Kansas got way too many easy baskets, in transition and in the halfcourt. It's clear that Jerime Anderson and Lazeric Jones are going to be spotty in terms of their on-ball defense at times. Anderson is better this season and Jones has generally been okay, but they still will allow dribble penetration probably more often than you would like. But it's not for lack of effort, really, on their part, just a lack of ability. So, they can probably get incrementally better but really, they are what they are. The key will be to improve help defense, which isn't ability but just effort. Nelson had one of the most glaring examples of poor help defense in this game where he came out high with his man who was setting a screen, and then didn't help when the guard came off the screen and allowed him to penetrate into the paint.
And then Nelson pointed at the Bruins under the basket, blaming them for no help, which was astounding.
Nelson glaringly showed his problematic side in this game. It was his most unproductive game of the season, scoring just 5 points and getting 5 rebounds in 30 minutes. To compound his ineffectiveness, his combative attitude definitely reared its ugly head. With about a minute left in the game, Jones fed him under the basket – probably an ill-advised pass since Nelson was about to get picked on his blind side. On the next dead ball, Nelson bitched at Jones, who bitched back, and then Nelson charged Jones, looking like he was close to throwing a punch at his own teammate. He also bitched out Anthony Stover in this game in one sequence.

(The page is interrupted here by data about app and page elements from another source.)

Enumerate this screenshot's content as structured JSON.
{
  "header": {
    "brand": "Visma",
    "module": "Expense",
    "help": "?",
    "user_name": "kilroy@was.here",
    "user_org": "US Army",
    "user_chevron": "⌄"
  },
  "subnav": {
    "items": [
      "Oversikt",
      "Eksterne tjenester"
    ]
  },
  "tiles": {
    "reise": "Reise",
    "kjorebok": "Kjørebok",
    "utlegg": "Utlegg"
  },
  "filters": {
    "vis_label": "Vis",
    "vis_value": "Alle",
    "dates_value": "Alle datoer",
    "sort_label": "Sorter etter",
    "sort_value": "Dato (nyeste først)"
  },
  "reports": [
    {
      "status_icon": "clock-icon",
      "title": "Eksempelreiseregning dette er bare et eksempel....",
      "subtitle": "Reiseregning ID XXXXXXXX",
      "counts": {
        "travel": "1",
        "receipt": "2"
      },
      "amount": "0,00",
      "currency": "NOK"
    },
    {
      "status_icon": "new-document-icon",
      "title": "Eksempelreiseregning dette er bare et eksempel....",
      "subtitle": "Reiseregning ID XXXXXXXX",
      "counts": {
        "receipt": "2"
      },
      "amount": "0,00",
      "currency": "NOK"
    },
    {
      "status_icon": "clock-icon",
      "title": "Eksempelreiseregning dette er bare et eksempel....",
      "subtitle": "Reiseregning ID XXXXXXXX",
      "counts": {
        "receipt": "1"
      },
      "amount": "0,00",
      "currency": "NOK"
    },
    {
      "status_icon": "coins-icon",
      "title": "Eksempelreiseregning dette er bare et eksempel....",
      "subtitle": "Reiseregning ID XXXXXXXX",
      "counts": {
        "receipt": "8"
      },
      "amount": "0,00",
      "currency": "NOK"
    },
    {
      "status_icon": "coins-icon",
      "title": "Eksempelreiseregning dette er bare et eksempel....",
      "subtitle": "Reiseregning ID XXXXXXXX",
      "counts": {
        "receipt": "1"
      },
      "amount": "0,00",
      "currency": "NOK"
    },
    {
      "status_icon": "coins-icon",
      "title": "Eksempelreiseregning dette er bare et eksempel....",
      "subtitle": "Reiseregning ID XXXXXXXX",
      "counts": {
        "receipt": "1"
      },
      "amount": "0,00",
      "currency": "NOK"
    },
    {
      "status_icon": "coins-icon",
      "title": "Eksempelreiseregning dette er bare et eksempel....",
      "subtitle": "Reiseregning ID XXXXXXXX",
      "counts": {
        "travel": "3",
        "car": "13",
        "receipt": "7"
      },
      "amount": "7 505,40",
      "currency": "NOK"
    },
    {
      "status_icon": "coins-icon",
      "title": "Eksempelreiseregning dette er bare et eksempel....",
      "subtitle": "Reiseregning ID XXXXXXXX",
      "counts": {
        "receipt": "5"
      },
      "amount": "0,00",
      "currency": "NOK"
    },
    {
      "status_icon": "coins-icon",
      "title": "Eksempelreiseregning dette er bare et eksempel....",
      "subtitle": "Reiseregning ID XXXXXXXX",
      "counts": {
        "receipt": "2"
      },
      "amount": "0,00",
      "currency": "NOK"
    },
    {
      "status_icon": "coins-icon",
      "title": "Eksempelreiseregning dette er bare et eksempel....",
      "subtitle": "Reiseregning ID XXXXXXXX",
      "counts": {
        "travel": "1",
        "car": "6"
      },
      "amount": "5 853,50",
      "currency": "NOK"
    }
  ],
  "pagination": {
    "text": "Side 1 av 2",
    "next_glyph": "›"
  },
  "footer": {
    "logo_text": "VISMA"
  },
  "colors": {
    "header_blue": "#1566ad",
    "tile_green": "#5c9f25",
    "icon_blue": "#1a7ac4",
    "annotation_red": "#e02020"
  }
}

This is clearly a situation that Howland needs to get under control. Nelson has shown he can be a major positive force on the team, and be a big key to the season, even with his slack defensive effort, but his on-court attitude (and, from what we hear, off-court) could potentially be poisonous and a season-killer.
While there wasn't really a moral victory to the loss, since Kansas was handed the game, there were some very encouraging take-aways from it. It's strange to say for a Howland-coached UCLA team, but its offense is okay, and will continue to get better with Honeycutt doing what he's capable of, Nelson getting his points and Smith continuing to improve and realize the extent of his beastliness. The key to the season is going to be whether Howland can 1) get certain players to put in more effort defensively and 2) clean up the defensive mistakes. If UCLA played a Howland-type defensive game against Kansas the Bruins would have won, easily. It's encouraging because we know Howland can teach defense.